  • Be sure, when gardening, to use organic seeds. Heirloom varieties are the best choice, but any organic seeds will work. Find these online or in catalogs. Organic seeds may seem to cost a bit more, but will provide you with the healthiest possible produce.
  • Use organic soil for gardening as well. Make your own by building and maintaining compost bins. Don’t put anything that is not organic into the bin, and your soil will be the healthiest soil around.
  • Learn to can, freeze, and dry the foods you grow, and those that are given to you – or that you purchase. Canning supplies can be found at yard sales and in junk stores, but be sure to get new lids. Also, you may be able to find them free online.
  • Try to refrain from buying many overly processed foods. These are the least healthy.
  • Learn to make your own items, such as breads and pancakes, using healthy ingredients. Cooking and baking from scratch is usually cheaper in the long run.
  • Look for organic products such as tomato paste and pure vanilla extract, or at least products with no added sugar or ingredients that you are unfamiliar with. For convenience, Walmart sells unsweetened applesauce in individual containers. A multi pack costs under $2.00. Read the labels.
  • Couple coupons with sales on items you much purchase, whenever possible. Search these coupons out. Get on mailing lists for the companies.
  • Brand loyalty should only come into play when one brand has a healthier version of something than the other brand. For example, stick with a brand that offers no sugar and preservatives on an item. Forget about the brand that is loaded with both.
  • Store brands, when healthier than the name brands, are an option as well. The taste of store brand items is comparable, and sometimes better. If this generic brand is the same as the name brand nutrition wise, choose whatever is going to be more affordable after the coupon is applied.
  • Look for store coupons that can be applied to your overall grocery bill, even if that means stocking up on a few items (as long as they will get used). A general coupon of $7.00 off a total purchase of $75.00 is a good deal, if you can swing it. Especially if there is a good sale going on and you’re able to combine other coupons with some of the sale items. You will save even more money this way.
  • Farmers markets are great, but some of the items can be pricey. Check the prices. Cucumbers are often sold three or four for a dollar, and they are a good size. Zucchini is another good item to purchase, as are plant starts. Talk with the vendors about whether or not their products are organic. And, if it is close to closing time, ask about a discount on the more expensive fresh produce and meat products, as well as the eggs. You never know.
  • Farm stands often sell fresh items at affordable prices. Strike up a conversation with the owner to see if you can get a discount for buying a bunch of stuff right then.
  • Whenever someone offers you food items for free, take them. Then worry about figuring out how to use and store them. This will save you a great deal of money.
  • If you notice that someone owns a fruit tree or berry patch, and they don’t seem to take advantage of the bounty, ask if you can have the produce. They wont have to rake up all those little apples, making less work for them.
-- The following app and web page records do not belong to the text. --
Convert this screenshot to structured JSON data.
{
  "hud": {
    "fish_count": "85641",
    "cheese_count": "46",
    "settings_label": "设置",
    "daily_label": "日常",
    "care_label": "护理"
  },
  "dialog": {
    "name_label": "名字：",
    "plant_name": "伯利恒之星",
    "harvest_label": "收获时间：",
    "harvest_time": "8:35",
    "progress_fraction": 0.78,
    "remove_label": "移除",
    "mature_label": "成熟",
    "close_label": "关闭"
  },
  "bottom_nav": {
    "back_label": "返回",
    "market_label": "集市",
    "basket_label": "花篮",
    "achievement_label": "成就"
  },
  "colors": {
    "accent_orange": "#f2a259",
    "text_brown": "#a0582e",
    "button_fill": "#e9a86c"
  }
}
NOTE: If you are in an emergency food situation, nutrition be gone! Get to a food cupboard and take whatever they will give you. If you’re normally eating fairly nutritious meals, these foods will not hurt you sometimes. Unhealthy food is better than no food.
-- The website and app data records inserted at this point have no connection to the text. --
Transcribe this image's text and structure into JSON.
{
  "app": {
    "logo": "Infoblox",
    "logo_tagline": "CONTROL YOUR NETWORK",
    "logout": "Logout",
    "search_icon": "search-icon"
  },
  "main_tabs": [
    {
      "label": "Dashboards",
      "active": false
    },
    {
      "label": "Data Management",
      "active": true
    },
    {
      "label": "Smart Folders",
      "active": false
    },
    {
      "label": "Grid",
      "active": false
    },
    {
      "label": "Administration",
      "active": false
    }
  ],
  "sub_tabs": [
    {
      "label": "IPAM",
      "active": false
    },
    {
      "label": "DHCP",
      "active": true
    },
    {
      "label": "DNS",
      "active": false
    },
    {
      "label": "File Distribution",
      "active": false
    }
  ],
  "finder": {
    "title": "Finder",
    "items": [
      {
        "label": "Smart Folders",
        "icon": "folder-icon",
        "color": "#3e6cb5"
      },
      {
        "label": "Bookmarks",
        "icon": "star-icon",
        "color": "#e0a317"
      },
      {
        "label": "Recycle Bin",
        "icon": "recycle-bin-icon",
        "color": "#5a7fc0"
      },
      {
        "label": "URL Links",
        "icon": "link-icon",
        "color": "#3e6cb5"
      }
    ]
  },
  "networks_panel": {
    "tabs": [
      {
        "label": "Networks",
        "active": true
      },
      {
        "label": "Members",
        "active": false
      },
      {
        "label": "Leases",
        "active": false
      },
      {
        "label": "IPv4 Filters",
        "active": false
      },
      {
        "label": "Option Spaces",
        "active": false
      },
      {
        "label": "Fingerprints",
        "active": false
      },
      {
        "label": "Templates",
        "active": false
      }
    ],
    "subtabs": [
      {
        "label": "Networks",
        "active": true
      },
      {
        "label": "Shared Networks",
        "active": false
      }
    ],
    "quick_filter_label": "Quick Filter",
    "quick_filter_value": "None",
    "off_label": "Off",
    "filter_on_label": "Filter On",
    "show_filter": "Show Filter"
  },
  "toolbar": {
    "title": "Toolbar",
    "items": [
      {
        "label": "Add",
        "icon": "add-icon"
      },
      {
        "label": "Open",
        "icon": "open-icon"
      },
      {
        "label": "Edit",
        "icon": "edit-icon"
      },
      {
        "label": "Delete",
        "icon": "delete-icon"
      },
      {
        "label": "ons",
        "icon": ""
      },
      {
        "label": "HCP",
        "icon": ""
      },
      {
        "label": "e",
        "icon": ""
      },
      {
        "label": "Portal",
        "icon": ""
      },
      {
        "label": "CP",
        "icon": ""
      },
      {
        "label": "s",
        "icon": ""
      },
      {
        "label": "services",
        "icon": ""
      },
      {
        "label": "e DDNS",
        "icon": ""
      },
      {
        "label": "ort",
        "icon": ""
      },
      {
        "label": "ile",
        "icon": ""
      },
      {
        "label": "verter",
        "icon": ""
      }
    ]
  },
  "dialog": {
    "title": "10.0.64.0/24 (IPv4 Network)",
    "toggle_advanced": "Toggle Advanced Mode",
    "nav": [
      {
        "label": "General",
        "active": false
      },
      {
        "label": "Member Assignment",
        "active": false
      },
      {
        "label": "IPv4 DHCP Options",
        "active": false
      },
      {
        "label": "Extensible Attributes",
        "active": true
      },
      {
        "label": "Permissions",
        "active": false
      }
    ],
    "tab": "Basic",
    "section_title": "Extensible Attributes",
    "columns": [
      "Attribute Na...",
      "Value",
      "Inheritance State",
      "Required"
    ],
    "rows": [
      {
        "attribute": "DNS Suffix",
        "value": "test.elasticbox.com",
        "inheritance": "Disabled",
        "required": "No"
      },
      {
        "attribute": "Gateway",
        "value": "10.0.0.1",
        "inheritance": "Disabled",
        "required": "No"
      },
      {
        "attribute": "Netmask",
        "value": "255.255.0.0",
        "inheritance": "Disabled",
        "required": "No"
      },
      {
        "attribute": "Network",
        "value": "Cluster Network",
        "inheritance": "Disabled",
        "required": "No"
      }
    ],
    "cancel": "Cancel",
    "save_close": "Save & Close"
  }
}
Shannon

 

Quick Tip: What to do with Leftover Meatballs

It can be a lot of fun coming up with new ideas for leftovers. Why not save some money on your grocery bill by brainstorming ideas for foods that you usually make too much of. Here are some ideas for using up leftover meatballs:

  • smoosh them up and add to pizza sauce.
  • Use them as a pizza topping.
  • Add them to Sloppy Joe’s.
  • Make meatball sandwiches using paleo bread.
  • Put in a small baking dish. Top with paleo ‘corn’ bread biscuit batter. Bake.
  • Make a meatball soup.

Happy creating!

Shannon